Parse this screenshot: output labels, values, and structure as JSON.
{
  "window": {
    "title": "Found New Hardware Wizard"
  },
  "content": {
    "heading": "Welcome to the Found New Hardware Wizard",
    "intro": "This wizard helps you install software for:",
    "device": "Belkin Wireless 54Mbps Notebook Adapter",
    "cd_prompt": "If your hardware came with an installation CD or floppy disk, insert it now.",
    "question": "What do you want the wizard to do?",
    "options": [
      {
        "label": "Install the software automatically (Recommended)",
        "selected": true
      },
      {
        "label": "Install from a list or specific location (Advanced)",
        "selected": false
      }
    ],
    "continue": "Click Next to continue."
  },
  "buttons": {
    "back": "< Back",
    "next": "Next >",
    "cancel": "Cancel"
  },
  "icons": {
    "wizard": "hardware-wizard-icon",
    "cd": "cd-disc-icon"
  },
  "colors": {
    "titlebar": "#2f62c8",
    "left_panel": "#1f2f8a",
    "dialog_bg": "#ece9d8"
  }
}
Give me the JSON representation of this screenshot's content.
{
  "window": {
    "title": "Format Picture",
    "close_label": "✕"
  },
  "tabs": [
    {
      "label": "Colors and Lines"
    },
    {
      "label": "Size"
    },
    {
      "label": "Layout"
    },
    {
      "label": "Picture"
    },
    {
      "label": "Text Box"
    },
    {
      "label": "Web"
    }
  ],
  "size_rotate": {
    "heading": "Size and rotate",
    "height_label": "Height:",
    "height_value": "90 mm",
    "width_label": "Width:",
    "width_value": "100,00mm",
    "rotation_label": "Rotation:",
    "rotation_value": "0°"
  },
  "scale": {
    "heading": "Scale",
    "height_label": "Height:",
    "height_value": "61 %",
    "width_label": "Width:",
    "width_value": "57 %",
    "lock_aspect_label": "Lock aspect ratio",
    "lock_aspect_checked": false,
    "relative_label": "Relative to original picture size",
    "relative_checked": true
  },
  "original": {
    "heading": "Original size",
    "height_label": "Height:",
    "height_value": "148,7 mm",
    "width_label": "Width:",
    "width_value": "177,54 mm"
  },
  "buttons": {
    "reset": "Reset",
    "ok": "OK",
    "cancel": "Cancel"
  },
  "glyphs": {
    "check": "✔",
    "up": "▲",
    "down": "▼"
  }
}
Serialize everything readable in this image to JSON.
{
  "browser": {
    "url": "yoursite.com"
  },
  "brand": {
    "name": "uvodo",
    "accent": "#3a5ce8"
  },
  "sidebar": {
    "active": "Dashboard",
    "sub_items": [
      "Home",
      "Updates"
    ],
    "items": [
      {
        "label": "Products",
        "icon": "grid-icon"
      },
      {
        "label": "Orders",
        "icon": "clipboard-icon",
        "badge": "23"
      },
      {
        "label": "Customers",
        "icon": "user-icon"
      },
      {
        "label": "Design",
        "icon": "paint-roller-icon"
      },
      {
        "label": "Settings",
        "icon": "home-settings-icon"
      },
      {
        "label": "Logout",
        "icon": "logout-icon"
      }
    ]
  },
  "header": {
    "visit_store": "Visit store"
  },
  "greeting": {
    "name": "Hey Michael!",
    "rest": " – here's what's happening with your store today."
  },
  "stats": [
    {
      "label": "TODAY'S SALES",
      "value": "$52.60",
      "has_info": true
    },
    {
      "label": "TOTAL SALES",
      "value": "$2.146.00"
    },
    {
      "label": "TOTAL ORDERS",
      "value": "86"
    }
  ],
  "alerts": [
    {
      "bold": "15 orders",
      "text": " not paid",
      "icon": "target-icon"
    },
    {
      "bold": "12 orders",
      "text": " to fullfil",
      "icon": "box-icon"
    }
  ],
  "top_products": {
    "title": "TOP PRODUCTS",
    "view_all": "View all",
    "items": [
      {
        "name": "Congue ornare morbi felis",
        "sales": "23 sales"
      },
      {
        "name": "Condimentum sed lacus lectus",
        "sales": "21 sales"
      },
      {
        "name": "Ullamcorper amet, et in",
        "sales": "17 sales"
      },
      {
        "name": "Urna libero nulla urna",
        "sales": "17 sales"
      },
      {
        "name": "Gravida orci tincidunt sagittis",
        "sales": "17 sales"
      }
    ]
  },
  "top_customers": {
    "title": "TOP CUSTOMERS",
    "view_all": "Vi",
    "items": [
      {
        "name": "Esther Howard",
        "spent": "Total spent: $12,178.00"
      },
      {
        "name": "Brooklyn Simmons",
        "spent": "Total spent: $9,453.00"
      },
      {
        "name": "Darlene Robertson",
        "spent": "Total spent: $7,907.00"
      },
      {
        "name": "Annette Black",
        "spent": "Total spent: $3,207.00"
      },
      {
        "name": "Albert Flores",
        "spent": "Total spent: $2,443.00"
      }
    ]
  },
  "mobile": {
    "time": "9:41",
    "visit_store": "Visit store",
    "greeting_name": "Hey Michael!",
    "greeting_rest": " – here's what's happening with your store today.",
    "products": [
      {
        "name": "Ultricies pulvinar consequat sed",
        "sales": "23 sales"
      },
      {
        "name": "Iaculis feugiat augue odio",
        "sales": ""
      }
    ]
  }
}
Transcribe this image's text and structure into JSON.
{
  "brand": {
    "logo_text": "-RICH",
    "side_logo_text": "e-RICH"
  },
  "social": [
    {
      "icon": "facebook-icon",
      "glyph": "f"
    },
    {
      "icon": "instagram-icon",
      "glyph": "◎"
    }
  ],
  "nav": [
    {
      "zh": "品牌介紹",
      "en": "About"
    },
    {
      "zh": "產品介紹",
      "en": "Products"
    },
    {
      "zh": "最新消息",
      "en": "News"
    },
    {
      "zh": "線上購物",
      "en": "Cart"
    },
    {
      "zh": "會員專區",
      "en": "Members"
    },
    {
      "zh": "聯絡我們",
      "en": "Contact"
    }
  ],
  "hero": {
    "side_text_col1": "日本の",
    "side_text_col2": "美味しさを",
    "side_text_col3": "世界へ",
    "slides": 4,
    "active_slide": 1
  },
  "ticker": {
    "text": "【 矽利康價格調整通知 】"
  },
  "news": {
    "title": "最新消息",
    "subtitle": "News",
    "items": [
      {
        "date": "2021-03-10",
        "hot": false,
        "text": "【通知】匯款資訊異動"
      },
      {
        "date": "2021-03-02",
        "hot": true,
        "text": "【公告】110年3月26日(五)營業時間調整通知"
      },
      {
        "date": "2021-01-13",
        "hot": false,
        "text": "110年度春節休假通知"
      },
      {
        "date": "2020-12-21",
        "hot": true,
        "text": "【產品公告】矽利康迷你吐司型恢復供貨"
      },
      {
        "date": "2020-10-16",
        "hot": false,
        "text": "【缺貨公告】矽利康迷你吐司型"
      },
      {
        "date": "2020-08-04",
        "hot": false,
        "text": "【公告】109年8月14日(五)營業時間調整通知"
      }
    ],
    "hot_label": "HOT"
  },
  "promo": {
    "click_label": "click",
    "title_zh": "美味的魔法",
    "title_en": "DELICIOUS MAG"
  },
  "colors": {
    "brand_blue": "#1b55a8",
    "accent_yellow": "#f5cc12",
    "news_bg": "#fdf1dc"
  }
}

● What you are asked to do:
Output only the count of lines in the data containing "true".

● Answer for the task:
5